What the task asks:
Could you copy every line of the data that contains "бояри"?

Interface dataset entries:
....

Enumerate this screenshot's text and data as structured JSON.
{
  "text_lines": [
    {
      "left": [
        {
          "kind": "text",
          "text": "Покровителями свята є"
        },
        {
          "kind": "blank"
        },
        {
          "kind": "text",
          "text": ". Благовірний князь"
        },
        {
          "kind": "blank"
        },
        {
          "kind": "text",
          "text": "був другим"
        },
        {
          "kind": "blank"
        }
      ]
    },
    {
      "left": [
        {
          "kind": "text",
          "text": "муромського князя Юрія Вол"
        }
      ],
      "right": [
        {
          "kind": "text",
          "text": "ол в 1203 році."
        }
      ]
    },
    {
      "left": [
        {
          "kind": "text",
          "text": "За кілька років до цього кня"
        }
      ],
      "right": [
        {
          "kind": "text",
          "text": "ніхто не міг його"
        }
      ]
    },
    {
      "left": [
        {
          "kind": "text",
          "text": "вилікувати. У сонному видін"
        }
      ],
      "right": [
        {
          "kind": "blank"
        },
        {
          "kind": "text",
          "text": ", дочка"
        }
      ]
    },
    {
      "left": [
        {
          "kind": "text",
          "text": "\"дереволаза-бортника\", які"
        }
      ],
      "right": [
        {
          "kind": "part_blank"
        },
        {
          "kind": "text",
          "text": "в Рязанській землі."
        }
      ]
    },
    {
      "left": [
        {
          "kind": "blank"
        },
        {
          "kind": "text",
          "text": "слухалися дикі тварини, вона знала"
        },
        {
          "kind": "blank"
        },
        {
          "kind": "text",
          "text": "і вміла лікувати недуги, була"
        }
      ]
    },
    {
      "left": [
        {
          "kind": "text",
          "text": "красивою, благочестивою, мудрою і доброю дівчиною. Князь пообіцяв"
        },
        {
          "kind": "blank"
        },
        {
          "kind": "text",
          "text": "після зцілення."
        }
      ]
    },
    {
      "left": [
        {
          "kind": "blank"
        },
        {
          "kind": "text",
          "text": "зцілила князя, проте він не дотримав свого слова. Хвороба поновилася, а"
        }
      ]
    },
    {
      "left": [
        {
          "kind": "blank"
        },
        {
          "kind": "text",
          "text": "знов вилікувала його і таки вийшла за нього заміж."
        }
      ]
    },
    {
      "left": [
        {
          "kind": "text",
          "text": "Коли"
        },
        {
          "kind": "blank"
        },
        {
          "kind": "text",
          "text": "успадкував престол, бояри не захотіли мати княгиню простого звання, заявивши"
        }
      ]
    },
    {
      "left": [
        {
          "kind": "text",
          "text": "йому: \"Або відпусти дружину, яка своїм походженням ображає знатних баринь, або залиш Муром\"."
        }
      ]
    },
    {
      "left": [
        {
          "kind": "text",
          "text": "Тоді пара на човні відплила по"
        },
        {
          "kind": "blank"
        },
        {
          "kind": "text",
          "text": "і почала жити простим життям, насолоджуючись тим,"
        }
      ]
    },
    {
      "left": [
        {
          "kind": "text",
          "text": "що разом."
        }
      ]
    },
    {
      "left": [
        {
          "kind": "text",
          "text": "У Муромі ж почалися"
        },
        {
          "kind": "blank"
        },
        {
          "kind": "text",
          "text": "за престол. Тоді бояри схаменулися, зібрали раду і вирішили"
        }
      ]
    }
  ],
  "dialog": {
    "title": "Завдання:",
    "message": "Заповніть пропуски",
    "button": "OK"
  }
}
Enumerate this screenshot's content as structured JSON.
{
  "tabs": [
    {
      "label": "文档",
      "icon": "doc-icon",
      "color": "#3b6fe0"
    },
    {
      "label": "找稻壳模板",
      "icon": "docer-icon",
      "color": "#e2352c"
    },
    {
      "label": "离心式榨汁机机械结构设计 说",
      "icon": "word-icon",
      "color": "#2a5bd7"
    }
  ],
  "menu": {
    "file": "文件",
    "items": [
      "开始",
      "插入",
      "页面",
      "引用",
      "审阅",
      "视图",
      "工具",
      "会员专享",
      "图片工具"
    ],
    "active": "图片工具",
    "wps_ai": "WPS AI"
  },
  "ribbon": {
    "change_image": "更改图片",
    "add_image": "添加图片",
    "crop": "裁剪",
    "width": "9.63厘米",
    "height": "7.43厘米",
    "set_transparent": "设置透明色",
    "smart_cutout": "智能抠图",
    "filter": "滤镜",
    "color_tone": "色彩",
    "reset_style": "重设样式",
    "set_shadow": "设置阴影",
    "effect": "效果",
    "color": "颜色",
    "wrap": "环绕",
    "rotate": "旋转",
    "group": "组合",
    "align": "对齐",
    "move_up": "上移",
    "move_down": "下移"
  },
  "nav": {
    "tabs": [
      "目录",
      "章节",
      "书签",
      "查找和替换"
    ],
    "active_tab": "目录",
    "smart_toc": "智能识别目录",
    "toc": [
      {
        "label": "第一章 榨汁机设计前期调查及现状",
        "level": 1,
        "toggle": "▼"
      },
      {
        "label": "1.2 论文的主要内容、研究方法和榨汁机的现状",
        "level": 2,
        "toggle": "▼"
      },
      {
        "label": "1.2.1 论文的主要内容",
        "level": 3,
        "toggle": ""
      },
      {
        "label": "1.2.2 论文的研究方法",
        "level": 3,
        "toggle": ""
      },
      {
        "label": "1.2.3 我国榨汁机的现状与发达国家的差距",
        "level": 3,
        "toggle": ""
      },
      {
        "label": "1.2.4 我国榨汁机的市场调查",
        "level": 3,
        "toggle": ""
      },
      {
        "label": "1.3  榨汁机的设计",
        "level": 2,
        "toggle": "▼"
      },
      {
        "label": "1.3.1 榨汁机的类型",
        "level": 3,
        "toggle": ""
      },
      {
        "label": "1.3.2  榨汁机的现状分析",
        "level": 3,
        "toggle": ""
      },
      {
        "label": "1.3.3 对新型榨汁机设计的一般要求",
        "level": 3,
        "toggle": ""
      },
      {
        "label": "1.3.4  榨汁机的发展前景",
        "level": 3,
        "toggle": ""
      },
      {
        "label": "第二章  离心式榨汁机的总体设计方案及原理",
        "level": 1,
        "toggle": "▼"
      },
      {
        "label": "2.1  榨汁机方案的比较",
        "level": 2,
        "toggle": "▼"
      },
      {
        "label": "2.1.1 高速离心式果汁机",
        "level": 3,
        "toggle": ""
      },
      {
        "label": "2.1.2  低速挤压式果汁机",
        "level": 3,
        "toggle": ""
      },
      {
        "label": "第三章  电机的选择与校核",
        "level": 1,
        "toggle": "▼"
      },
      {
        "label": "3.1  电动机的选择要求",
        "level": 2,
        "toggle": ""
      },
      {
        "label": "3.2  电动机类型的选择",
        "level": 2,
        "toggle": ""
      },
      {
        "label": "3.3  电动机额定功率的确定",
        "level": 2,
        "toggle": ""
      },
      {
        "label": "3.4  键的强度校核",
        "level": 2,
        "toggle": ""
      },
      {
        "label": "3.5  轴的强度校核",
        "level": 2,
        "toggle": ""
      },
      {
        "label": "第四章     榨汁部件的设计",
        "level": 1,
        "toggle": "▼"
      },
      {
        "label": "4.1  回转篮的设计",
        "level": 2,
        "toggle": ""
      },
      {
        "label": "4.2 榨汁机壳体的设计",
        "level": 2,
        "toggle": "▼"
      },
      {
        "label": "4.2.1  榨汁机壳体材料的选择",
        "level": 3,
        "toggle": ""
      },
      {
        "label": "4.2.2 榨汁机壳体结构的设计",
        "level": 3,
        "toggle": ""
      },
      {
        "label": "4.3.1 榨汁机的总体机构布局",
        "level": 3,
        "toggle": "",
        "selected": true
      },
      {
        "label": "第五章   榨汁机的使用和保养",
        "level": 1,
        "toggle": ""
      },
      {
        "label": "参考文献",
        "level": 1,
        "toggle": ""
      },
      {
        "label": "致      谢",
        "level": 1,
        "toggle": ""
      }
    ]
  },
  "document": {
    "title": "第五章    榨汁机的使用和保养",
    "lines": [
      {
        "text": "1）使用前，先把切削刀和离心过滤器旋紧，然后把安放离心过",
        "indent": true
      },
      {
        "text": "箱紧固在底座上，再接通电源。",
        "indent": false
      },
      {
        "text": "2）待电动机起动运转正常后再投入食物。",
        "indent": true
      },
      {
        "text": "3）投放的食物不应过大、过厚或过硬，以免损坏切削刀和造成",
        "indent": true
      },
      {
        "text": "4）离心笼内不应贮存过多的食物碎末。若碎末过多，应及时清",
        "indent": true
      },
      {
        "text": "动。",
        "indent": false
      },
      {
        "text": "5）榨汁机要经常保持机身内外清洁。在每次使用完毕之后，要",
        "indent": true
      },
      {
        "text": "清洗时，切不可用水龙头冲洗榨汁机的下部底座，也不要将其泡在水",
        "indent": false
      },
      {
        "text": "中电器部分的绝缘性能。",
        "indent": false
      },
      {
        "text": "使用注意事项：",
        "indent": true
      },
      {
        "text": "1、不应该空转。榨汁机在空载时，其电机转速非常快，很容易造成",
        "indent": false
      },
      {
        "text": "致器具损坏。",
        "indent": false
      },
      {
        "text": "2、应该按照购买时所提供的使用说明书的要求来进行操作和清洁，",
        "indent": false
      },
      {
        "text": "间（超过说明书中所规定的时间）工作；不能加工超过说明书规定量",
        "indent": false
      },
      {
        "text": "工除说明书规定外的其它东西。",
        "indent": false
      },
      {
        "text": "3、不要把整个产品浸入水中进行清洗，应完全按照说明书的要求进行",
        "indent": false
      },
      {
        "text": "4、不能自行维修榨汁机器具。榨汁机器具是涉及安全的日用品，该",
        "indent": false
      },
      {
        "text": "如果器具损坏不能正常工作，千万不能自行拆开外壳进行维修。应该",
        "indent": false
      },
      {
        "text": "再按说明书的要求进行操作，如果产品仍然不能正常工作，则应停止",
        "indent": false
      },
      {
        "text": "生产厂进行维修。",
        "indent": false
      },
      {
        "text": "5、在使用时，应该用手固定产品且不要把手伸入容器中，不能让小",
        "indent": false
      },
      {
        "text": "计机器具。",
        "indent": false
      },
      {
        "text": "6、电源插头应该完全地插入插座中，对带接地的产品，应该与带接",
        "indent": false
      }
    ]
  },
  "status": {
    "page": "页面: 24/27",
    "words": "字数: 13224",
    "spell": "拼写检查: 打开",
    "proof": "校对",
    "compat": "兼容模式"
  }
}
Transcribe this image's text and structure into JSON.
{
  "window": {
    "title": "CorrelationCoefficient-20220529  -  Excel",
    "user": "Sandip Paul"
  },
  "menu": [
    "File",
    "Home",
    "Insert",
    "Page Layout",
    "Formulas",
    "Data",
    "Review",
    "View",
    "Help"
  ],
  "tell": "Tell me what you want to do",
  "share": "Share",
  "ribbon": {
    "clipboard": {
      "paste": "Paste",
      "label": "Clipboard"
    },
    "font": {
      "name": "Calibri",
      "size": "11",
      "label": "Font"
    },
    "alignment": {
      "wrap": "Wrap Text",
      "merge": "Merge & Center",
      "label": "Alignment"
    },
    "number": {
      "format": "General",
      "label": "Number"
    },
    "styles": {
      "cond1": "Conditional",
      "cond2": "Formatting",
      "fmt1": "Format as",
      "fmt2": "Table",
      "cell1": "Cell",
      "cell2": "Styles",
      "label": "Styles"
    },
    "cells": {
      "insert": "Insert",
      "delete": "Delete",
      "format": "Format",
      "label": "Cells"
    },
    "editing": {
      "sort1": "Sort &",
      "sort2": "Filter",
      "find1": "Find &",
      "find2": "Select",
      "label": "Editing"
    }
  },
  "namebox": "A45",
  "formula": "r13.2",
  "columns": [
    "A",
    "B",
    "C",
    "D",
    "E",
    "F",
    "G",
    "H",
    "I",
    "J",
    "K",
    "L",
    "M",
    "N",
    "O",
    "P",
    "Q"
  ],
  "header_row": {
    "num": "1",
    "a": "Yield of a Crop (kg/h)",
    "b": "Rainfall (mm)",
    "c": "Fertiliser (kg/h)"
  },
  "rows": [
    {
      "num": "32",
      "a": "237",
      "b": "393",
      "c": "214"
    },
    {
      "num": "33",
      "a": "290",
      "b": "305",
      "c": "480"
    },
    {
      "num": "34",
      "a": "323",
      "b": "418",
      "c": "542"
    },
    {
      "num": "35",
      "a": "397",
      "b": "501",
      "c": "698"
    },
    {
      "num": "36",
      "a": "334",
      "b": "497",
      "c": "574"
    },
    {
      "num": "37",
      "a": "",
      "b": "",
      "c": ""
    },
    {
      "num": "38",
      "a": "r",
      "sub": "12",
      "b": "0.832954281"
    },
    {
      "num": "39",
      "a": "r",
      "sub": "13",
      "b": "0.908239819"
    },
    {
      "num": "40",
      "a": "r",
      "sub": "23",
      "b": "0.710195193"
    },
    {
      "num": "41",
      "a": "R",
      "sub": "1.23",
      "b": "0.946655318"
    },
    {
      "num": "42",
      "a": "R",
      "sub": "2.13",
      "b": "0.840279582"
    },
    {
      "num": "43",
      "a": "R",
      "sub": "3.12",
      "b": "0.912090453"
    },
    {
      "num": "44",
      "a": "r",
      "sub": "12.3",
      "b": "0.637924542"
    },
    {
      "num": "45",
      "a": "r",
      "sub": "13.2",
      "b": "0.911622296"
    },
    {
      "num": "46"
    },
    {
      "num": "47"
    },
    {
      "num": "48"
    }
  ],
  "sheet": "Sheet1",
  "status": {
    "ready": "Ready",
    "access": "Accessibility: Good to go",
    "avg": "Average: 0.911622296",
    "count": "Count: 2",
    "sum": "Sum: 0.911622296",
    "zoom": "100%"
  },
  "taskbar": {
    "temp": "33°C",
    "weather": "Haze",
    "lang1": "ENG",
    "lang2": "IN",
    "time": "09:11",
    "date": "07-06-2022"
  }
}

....

Answer section:
          "text": "успадкував престол, бояри не захотіли мати княгиню простого звання, заявивши"
          "text": "за престол. Тоді бояри схаменулися, зібрали раду і вирішили"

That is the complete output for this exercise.